By Mark Hallum
Assemblyman Edward Braunstein (D-Bayside) announced the passage of a budget resolution in the Assembly to challenge the one presented by Gov. Andrew Cuomo in February that cut vital funds to seniors. The proposal is also aimed at improving the lives of families and focuses on education.
Cuomo’s budget proposal reduced funds to senior centers by about $17 million.
“If enacted, the Assembly’s one-house budget would ensure that recent graduates are not saddled with the burden of crushing student loan debt that takes decades to pay back and prevents them from buying their first home and affording other monthly expenses,” Braunstein said. “The Assembly spending plan also rejects Gov. Cuomo’s budget proposal to redirect Title XX funding that is used to support senior centers to other budgetary purposes. Restoring this funding would prevent 65 senior centers in New York City from closing.”

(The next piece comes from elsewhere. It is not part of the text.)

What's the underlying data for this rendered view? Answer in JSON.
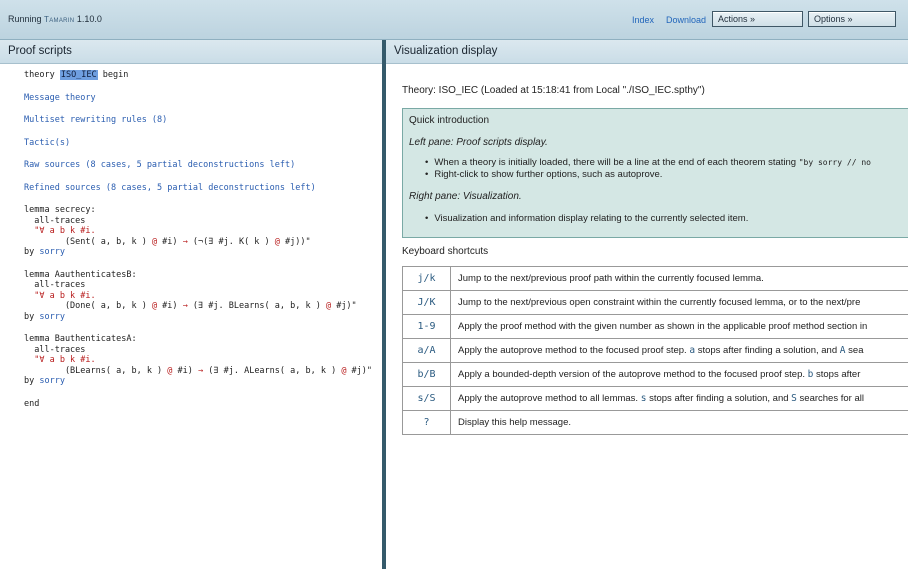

Braunstein and other elected officials voiced opposition to the Title XX funds being pulled from Cuomo’s budget proposal at a Bayside rally with Selfhelp Clearview Senior Center in late February. The discontinuation of funds could result in the closure of numerous senior centers across the city.
“For many seniors, coming to facilities such as Selfhelp is an important part of their daily routine, acting as a source for socializing and learning,” state Sen. Toby Stavisky (D-Flushing) said in February. “I have already received concerns from constituents who are afraid their senior center will be one of the 65 that will close if this proposal goes through. It is not fair to leave seniors and employees uncertain of their senior center’s fate.”
The proposal will offer Naturally Occurring Retirement Communities, such as Samuel Field Y’s Clearview Assistance Program, with $2 million.
“The proposed cuts in the governor’s budget to Title XX funding that helps our seniors is unacceptable and would have a devastating impact on senior centers in Queens,” said Assemblywoman Nily Rozic (D-Fresh Meadows) at the rally. “These social services are a lifeline, and we need to ensure senior centers and other crucial programs are fully funded.”
Community Services for the Elderly program, which offers in-home services and care to seniors, will be funded by $2 million
“Small businesses fuel our state’s economy,” Braunstein said. “The Assembly’s budget proposal opens northeast Queens up for business by cutting taxes and helping our hardworking families get the jobs they need and deserve.”
The budget proposal will also provide $26.3 billion in education funding, an increase of $1.8 billion over last year, and $887 million more than was included in Cuomo’s proposal.
Tuition Assistance Program funds in the proposal would be raised to $5,500 per year and then increased to $6,500 over a four-year period to students who receive the award. Students from families earning less than $150,000 a year will be able to access free SUNY and CUNY tuition, an increase from the current $125,000 level, which will relieve the burden of rising tuition costs.
The Senate, Assembly and Cuomo will be negotiating the budget over the next few weeks.
Reach reporter Mark Hallum by e-mail at mhall